## WHAT YOU WILL DO
This exercise calls for copying every line below that holds the word "title".
----- EXTRACTED INFORMATION
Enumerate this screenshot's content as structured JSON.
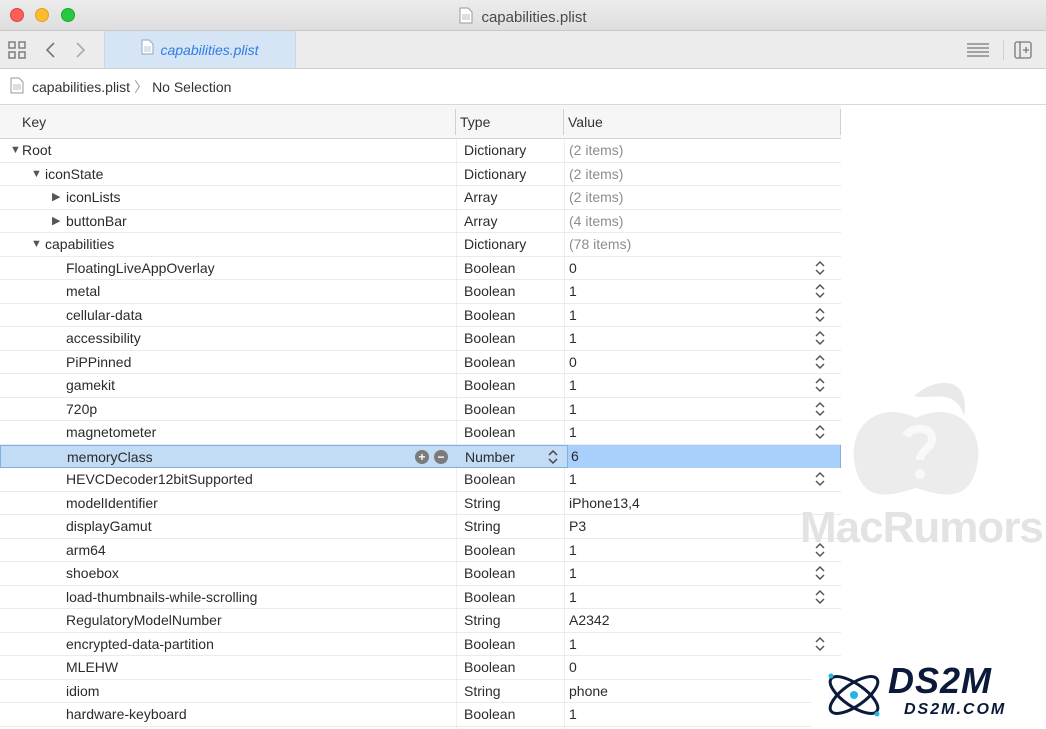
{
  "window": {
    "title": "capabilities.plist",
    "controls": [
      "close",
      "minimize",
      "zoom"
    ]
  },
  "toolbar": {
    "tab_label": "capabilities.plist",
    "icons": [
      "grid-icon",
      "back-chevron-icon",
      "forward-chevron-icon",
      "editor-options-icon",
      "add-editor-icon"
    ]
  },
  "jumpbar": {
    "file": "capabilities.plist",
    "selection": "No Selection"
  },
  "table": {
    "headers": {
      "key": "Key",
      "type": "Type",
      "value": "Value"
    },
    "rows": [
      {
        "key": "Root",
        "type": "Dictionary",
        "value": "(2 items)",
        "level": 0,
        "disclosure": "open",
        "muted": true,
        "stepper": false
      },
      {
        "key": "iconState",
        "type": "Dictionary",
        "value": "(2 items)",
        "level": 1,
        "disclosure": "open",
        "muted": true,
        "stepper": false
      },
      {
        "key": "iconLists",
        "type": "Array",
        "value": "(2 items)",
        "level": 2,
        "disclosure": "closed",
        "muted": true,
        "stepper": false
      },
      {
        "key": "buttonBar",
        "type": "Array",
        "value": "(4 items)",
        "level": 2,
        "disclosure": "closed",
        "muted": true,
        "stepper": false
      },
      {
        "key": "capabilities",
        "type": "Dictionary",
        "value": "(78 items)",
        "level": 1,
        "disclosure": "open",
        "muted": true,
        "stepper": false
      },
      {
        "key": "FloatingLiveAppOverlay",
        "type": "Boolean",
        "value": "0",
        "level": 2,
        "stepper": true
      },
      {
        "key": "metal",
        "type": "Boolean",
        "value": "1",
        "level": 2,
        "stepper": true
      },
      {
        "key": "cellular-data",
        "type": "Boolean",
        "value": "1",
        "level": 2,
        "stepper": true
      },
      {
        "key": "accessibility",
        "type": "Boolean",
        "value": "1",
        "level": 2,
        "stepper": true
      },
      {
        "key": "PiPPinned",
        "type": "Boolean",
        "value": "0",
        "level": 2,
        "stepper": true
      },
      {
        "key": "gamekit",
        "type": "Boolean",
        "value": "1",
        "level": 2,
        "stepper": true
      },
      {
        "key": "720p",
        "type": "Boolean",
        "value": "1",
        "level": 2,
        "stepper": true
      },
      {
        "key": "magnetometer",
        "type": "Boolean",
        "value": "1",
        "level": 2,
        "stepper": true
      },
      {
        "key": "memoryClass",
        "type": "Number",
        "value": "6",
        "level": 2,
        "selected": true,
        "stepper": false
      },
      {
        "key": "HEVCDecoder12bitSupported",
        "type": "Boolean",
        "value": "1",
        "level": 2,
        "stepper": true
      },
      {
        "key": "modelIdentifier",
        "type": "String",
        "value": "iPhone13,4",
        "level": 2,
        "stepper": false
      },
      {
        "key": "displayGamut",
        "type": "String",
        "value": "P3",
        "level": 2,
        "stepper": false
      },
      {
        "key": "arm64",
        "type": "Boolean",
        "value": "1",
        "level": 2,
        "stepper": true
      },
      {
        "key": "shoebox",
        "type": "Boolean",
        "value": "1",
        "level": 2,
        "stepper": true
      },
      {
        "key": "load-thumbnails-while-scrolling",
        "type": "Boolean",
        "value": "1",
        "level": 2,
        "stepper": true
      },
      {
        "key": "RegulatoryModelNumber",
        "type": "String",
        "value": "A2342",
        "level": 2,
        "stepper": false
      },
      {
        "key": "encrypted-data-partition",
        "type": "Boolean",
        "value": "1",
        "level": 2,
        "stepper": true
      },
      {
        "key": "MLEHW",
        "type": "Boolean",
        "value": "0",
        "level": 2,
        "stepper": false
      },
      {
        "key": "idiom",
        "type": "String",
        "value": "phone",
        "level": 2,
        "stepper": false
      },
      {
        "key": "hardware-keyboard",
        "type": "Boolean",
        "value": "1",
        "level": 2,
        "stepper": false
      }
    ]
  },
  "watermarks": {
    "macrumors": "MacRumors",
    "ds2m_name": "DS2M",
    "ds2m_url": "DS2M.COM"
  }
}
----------
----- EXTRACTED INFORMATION
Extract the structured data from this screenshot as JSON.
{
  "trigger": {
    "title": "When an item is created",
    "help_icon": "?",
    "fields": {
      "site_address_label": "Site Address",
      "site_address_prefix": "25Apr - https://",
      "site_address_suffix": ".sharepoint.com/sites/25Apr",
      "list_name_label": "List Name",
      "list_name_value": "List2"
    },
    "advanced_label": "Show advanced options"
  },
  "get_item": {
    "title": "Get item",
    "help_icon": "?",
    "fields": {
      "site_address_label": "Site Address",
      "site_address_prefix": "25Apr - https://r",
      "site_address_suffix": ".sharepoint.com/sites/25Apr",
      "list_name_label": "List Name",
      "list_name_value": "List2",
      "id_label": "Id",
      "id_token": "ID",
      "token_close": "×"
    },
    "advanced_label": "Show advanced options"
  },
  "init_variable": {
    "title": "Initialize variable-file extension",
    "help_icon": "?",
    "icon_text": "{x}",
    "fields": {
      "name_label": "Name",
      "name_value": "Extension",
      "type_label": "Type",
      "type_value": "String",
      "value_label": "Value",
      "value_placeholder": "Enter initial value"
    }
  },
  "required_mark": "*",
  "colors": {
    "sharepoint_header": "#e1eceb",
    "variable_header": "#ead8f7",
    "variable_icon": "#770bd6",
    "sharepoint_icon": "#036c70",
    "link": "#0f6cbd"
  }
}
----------
## EXERCISE RESULT
    "title": "capabilities.plist",
    "title": "When an item is created",
    "title": "Get item",
    "title": "Initialize variable-file extension",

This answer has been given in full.